Accrued revenue is a term used in accounting to describe the revenue that a company has earned, but has not yet received payment for. This is the opposite of deferred revenue. This can happen when a company provides a service or sells a product, but the customer has not yet paid for it. In this case, the revenue is considered to be “accrued” because it is the result of the company’s efforts, but has not yet been received in the form of cash.
Why accrued revenue is important
Accrued revenue is important because it represents an asset for the company. This means that the company has a right to receive payment for the goods or services that it has provided, and this right can be converted into cash in the future. As a result, accrued revenue is typically recorded on a company’s balance sheet as a current asset.
One common example of accrued revenue is when a software company charges at the end of a licence term. As an example, if an IT security company invoices at the end of the quarter but recognises revenue every month during the quarter, they will have accrued revenue during the three-month period.
Accounting for accrued revenue
The core concept behind accrued revenue is that revenue should be recognised as it is earned. This allows a company to understand sales trends and profitability. Sadly, the accounting for accrued revenue is complex. Most smaller companies using Xero or QuickBooks resort to lengthy spreadsheets to track all revenue.
These spreadsheets quickly become unwieldy as companies create new product lines, gain customers traction, even issue credit notes.
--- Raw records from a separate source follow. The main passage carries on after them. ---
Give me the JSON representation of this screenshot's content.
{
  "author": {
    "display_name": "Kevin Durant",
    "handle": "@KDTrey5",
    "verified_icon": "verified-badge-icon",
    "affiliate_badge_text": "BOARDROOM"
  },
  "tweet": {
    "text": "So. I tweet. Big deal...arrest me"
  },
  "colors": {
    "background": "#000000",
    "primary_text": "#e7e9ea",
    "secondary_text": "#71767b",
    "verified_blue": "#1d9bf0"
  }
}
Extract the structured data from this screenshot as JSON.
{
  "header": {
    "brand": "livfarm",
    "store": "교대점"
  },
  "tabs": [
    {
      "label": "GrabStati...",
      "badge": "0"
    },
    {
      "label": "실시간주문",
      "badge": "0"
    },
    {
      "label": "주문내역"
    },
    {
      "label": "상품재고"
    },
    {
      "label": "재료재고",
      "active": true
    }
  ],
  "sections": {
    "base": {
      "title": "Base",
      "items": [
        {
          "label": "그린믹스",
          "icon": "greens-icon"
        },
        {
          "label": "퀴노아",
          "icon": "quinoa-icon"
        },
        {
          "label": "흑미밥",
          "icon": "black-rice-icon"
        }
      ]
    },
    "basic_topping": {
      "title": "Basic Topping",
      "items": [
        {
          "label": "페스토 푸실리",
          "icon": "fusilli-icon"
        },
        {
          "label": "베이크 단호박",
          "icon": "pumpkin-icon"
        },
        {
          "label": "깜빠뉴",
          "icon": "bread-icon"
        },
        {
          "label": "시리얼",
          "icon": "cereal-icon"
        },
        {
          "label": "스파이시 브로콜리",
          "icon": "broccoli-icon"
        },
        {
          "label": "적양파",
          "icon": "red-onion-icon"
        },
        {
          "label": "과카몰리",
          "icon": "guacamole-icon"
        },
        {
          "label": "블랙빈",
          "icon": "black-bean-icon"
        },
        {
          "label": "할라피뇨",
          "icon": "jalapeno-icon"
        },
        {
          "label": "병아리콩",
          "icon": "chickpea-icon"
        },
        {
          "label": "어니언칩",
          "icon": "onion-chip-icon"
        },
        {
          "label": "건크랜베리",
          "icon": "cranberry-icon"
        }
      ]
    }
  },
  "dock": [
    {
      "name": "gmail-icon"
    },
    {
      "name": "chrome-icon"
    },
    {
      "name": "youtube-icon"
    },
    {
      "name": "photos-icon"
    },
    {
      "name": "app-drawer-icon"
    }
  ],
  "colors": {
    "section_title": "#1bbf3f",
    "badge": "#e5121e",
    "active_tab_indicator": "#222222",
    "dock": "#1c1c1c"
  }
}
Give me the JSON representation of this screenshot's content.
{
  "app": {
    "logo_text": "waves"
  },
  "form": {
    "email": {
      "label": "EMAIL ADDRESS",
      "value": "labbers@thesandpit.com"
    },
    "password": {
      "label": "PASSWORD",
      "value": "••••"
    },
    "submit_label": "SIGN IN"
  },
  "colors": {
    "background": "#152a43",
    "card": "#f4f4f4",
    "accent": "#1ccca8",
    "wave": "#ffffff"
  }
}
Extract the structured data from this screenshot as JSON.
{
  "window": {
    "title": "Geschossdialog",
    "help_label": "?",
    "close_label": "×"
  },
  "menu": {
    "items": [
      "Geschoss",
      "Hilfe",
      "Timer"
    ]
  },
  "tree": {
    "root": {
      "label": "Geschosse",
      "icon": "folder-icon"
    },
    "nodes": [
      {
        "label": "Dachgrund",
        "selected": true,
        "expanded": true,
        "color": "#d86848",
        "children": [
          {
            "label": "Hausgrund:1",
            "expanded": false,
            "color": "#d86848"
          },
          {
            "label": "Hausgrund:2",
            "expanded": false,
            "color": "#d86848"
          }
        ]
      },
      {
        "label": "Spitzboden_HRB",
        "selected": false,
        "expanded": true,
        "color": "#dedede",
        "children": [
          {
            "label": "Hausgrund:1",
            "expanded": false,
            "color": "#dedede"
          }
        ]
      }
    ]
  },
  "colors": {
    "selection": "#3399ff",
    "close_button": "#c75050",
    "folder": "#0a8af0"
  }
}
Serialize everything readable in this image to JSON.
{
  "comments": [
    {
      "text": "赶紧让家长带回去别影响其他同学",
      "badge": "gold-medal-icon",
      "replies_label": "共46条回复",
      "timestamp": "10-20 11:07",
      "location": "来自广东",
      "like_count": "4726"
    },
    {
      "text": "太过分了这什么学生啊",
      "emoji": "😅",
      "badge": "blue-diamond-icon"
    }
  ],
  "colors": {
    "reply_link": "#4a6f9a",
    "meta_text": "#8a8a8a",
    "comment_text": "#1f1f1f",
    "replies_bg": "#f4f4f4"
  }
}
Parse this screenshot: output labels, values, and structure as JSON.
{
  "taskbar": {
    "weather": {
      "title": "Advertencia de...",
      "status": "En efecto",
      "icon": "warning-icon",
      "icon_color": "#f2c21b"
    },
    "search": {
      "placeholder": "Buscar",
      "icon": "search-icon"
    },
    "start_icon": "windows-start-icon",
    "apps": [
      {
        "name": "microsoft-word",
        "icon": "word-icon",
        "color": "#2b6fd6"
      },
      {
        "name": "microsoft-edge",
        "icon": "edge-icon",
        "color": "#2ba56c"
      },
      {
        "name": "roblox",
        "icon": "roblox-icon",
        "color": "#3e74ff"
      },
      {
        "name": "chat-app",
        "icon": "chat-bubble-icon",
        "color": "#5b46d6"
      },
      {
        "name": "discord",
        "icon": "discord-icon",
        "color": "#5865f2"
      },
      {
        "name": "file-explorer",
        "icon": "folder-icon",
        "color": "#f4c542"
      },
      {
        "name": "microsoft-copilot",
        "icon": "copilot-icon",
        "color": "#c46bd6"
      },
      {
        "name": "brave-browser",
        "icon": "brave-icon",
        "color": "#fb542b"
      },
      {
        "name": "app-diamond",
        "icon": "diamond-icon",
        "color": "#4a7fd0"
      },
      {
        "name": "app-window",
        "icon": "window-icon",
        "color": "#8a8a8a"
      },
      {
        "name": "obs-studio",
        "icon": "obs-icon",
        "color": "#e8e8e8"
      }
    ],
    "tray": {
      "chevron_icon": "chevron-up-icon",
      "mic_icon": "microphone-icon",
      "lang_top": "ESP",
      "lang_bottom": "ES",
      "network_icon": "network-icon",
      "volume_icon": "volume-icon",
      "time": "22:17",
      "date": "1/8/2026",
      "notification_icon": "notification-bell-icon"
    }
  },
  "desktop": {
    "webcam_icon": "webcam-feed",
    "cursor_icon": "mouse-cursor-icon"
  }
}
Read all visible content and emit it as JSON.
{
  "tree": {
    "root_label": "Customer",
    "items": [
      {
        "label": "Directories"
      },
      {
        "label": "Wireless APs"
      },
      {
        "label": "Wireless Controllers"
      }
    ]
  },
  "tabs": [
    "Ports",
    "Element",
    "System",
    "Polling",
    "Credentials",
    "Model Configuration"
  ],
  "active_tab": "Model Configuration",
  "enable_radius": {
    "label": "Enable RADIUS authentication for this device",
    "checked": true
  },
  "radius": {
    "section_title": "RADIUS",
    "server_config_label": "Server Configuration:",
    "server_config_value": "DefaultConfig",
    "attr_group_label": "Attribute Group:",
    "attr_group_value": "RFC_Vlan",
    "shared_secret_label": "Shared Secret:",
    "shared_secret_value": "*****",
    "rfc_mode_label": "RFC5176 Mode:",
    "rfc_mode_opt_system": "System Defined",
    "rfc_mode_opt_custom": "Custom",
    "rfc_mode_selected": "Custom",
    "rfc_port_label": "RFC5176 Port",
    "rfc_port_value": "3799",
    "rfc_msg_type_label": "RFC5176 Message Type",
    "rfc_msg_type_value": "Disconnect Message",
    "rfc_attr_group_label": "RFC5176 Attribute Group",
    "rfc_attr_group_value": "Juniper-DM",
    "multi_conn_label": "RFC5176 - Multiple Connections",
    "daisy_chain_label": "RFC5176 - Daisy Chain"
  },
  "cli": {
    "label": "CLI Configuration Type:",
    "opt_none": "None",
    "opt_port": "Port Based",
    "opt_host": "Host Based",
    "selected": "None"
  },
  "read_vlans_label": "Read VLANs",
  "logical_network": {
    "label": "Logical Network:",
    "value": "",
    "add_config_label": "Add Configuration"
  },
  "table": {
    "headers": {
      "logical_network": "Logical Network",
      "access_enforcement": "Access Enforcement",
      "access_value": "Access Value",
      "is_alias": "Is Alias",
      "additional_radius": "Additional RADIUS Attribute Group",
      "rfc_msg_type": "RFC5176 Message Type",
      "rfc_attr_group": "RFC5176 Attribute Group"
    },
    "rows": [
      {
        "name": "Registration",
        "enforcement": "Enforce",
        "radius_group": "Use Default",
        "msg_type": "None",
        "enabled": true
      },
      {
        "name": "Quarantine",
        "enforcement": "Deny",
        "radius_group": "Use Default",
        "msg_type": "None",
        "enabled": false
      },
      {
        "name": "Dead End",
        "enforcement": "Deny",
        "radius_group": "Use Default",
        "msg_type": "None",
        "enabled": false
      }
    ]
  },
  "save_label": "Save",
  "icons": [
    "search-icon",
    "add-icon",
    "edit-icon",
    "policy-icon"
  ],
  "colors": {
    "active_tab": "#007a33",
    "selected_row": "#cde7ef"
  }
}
Updating spreadsheets, to ensure correct revenue recognition, takes days each month. Occasional errors are inevitable.
Automating revenue recognition
Several software packages, including ScaleXP, have eliminated the need for spreadsheet tracking by automating accrued revenue recognition, making it much easier for financial teams to close the month quickly and improve accuracy.
To sum up, accrued revenue is a term used to describe the revenue that a company has earned but has not yet invoiced or received payment for. This revenue is considered to be an asset for the company, and is typically recorded on the balance sheet as a current asset. Understanding how to properly account for accrued revenue is important for companies to accurately track and report their financial performance.